Rahm Emanuel, if he truly was the source, did us no favors when he came up with the now-hackneyed phrase “never waste a crisis.” That advice has been used to describe all manner of public discourse over the past many months, with varying degrees of applicability.
While I’ve never thought the University of Maine was in a crisis, we certainly face our share of challenges. Like every other public university, we are adjusting course based on new realities. The 1990s, when the state funded nearly 70 percent of our budget, are gone. The value of our endowments is climbing again, but there’s no certainty relative to financial markets, as we learned through hard experience.
While public higher education continues to be a great value, we must always be mindful of our fundamental commitment to providing access to those who are prepared and willing to work their way to a brighter future through a university education and a university experience.
Against that backdrop, the University of Maine has continued to thrive in many ways.

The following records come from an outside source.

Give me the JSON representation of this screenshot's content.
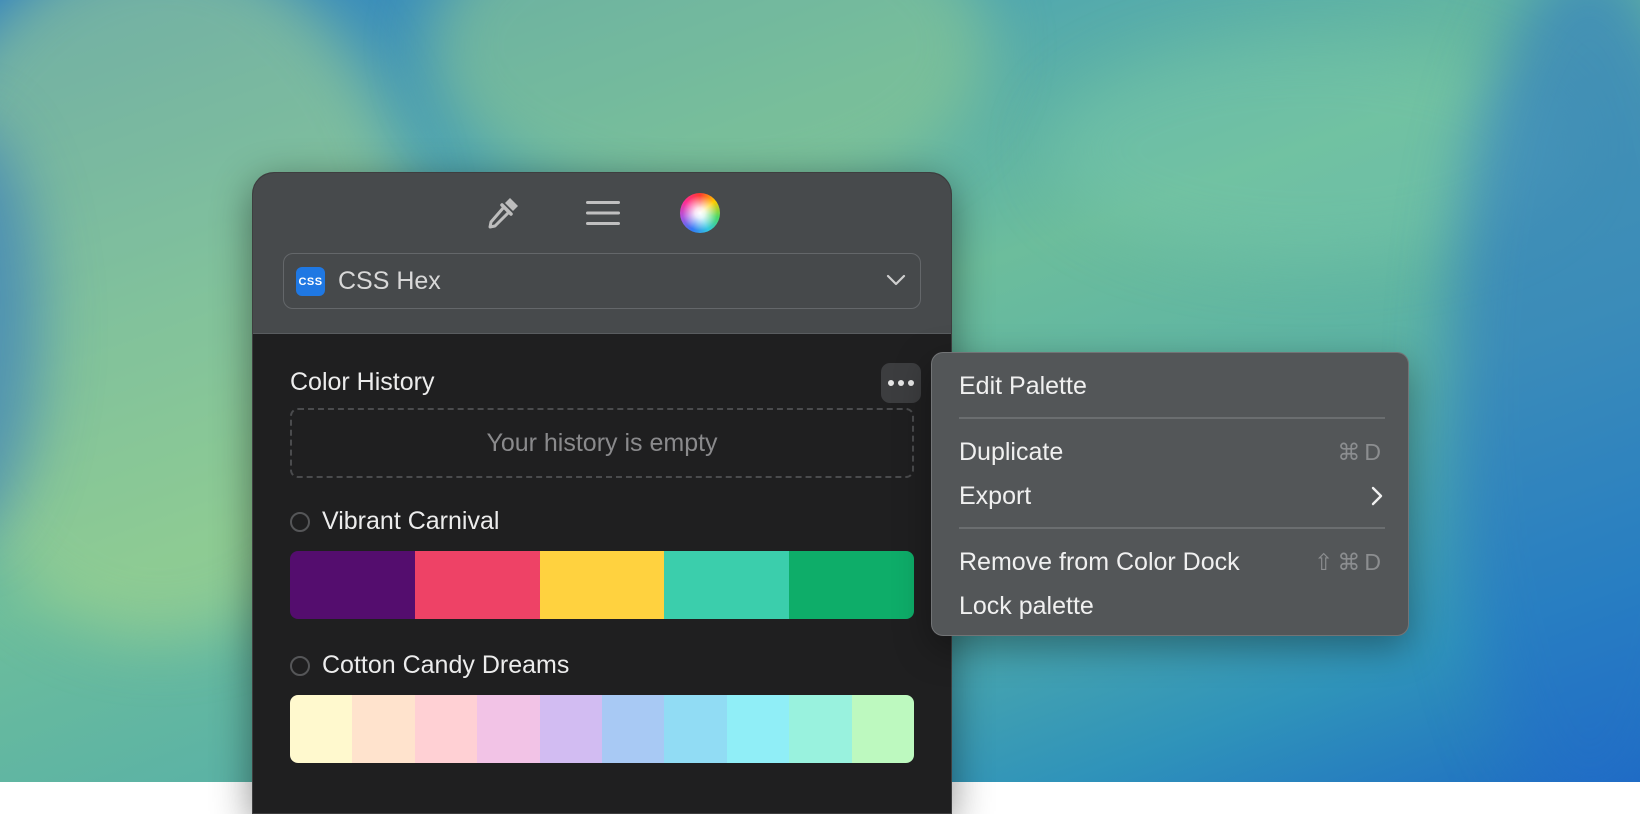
{
  "toolbar": {
    "tools": [
      "eyedropper-icon",
      "menu-icon",
      "color-wheel-icon"
    ]
  },
  "format_selector": {
    "badge": "CSS",
    "value": "CSS Hex"
  },
  "color_history": {
    "title": "Color History",
    "empty_text": "Your history is empty"
  },
  "palettes": [
    {
      "name": "Vibrant Carnival",
      "colors": [
        "#540D6E",
        "#EE4266",
        "#FFD23F",
        "#3BCEAC",
        "#0EAD69"
      ]
    },
    {
      "name": "Cotton Candy Dreams",
      "colors": [
        "#FFF9CE",
        "#FFE3CD",
        "#FFD0D4",
        "#F2C3E6",
        "#D2BCF2",
        "#A8C9F4",
        "#91DCF4",
        "#90EEF7",
        "#99F2DE",
        "#BDF9BF"
      ]
    }
  ],
  "context_menu": {
    "edit_palette": "Edit Palette",
    "duplicate": "Duplicate",
    "duplicate_shortcut": "⌘D",
    "export": "Export",
    "remove": "Remove from Color Dock",
    "remove_shortcut": "⇧⌘D",
    "lock": "Lock palette"
  }
}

Two undergraduate students were accepted to Tufts Medical School recently — after completing their sophomore years at UMaine. Two earth sciences majors spent last August collecting ice core samples on the Greenland ice sheet, contributing to critical climate change research. An alumna recently won a Pulitzer Prize, and a UMaine professor is pioneering the development of deep offshore wind power technology that could revolutionize Maine’s economy. Examples like these surround us every day.
At the same time, we have endured a long, difficult but transparent and inclusive process leading to my Tuesday announcements relative to UMaine’s academic program. The news that we are suspending and discontinuing certain programs is made no less painful by the knowledge that universities all over the U.S. are doing the same thing.
Our faculty has shown tremendous leadership during this process, providing the wisdom, insight and commitment that serve as the foundation for all decisions related to managing these issues. Student and public feedback have also been instrumental, demonstrating the deep compassion so many have for the University of Maine.
While it has been difficult and I regret the toll on the individuals affected, we had no choice but to pursue a series of changes that will create the opportunity for measured, appropriate reinvestment in areas of greatest strength and relevance over time. We owe it to our students — now and in the future — and to all the residents of Maine to create a sustainable budget structure.
That is really the point. UMaine is not going away, and it is not shrinking from its vital and unique statewide mission. It remains Maine’s largest university, and its most comprehensive educational institution. It offers a combination of quality and value that is unmatched in Maine and only rivaled by the best of this country’s public universities.
Our adjustments go far beyond program suspension and elimination. They include streamlining programs, deliberately creating collaborations that will enhance opportunities while saving money. We are also committed to mitigating budget reductions by maximizing every resource at our disposal.
We’re calling this series of initiatives UMaine 150. By the time they are fully implemented, the university will be on the doorstep of its sesquicentennial. That milestone event will cause people all over Maine and beyond to reflect on UMaine and its impact on their lives.
We want those reflections to be proud ones, and we aim to make sure they include the confident belief that the university continues to be on the right track, optimally serving its students and its state while maintaining the capacity to adjust to emerging needs and opportunities. The people of Maine expect and deserve that from their flagship university.
Thanks to the introspective process we have completed, UMaine is ready to accept that challenge and it is poised to begin its second 150 years strong, resolute and prepared for a future that will most certainly be as bright as its storied past.
Robert A. Kennedy is president of the University of Maine. More information about UMaine’s academic reorganization and its UMaine 150 plan is online at www.umaine.edu/umaine150.